Is it possible that student behavior varies by school ranking? Perhaps students at highly ranked schools are more conscientious, or perhaps the opposite.
Posted by: gdanning | Aug 24, 2017 11:17:56 AM
As it happens, I have noticed just the opposite. Students are now far more diligent about letting me know when they will miss class, and also about explaining afterward. Of course, communication is much easier with email than it was in the past, but I find current students to be extremely responsible about attendance and meetings.
Then again, I have been in teaching a long time and there may be a difference between long-term and short-term trends. To paraphrase Zhou Enlai's observation about the French Revolution, it may be too soon to tell.
Posted by: Steven Lubet | Aug 24, 2017 8:23:11 AM
Shima, fair question. Although I'm not saying it doesn't happen to me: Much of it does, just as students did much of it to professors when I was a student. I just don't know if there's more of it now. For example, I was often late to class as a student, and now some students are often late to my class. Hard to to know if there is more now than then. And I rarely hire research assistants, so I can't tell if students are late or flake out more now than they did in the past
Posted by: Orin Kerr | Aug 24, 2017 1:33:46 AM
Hi Shima, I'm junior & female and I don't really get flaked on by students, nor are they tardy to class or meetings. I teach at a small school, fwiw, and I am very clear in my syllabus that if a student needs to reschedule a meeting with me s/he should do so by midnight the night before; my rules about deadlines in my paper class are also fairly strict and explicit. I stress professionalism and I also tell them if they do miss a class or take a pass on a given day, they need not explain why, they simply can't exceed the maximum absences.
Posted by: writey spice | Aug 23, 2017 11:35:51 PM
Interesting Orin. I have my theories as to why this never happens to Orin (same reason students don't call him by his first name), though I don't know about any of the rest of you. I would love to hear the perspective of any female, junior (or junior looking) or minority professors in case that is a factor here.
Posted by: Shima baughman | Aug 23, 2017 9:44:17 PM
I don't receive student assignments late, nor are my research assistants ever late with their work. I have four or five at a time, and very short deadlines, and they never miss them. My students also don't no-show for class without telling me. So I am not sure what to say.
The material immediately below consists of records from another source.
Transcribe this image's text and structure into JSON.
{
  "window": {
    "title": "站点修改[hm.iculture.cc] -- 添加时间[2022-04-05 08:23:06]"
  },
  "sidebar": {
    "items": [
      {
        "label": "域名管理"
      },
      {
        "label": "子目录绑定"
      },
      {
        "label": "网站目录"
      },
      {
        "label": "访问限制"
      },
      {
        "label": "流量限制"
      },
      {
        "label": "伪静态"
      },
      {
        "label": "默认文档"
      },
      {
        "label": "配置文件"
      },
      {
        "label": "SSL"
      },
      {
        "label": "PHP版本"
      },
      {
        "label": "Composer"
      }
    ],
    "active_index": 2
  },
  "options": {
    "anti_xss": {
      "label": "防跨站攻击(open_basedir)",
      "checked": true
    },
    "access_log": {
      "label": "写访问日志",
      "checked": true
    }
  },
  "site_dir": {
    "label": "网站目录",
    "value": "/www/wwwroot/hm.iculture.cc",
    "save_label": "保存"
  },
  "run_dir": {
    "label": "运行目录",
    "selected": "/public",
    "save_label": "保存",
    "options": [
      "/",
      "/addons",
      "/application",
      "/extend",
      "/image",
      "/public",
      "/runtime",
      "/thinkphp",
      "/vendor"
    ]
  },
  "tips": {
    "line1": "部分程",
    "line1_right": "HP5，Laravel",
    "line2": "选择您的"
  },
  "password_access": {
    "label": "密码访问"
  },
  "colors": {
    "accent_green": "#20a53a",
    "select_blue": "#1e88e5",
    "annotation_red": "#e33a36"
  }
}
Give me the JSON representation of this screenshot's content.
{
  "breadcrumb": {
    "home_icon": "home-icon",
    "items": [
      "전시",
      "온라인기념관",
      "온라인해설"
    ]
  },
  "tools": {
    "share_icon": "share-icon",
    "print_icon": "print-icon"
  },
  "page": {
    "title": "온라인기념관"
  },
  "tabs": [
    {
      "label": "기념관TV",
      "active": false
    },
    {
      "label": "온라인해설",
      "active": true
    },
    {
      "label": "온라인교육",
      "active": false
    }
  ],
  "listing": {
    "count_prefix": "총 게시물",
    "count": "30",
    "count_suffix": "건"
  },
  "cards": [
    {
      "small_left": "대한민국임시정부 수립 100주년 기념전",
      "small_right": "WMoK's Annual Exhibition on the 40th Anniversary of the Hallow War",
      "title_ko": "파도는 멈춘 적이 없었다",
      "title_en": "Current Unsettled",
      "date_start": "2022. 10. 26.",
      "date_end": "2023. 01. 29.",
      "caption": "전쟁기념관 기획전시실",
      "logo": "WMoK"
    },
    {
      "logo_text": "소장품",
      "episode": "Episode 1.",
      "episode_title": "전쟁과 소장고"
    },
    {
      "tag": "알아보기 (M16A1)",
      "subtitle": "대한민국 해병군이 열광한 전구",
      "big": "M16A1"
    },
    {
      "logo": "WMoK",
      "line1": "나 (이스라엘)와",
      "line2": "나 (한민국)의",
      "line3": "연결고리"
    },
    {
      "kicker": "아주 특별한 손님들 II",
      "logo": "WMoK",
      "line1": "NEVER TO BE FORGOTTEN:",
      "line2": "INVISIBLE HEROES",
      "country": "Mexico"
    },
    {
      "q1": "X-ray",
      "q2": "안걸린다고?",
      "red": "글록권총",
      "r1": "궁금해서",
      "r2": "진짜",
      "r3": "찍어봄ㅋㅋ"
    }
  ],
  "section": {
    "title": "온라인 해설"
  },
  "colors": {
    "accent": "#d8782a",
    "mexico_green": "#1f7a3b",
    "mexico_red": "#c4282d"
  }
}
Posted by: nana | Aug 23, 2017 9:34:52 PM
You may well be right Shima but my cynical inner voice keeps singing that song from Bye bye Birdie, "Why can't they be like we were, perfect in every way? Oh what's the matter with kids today?"
Posted by: PaulB | Aug 23, 2017 9:11:15 PM
Asher, clearly I was using the Reddit link as a joke about modern dating. There is a lot more where that came from though.
Posted by: Shima baughman | Aug 23, 2017 9:09:08 PM
It hasn't occurred to me that there is an increased amount of cancellation now as compared to in the past. Off the top of my head, it seems pretty much the same. But it's really hard to measure such impressions, I think.
Posted by: Orin Kerr | Aug 23, 2017 8:52:57 PM
I just can't resist asking whether linking to Reddit threads (about Okcupid, no less) as "document[ation]" of what's "clearly" happening in the culture these days is the new Prawfsblawg normal. A Reddit thread "documents" the anecdotal and very possibly fictional experiences of a handful of anonymous Reddit users. I don't know that there's any evidence that date cancelation is more common today than at any other time in the history of modern dating; certainly classical Hollywood film suggests that stand-ups, as they were then called, were common enough.
Posted by: Asher Steinberg | Aug 23, 2017 8:46:27 PM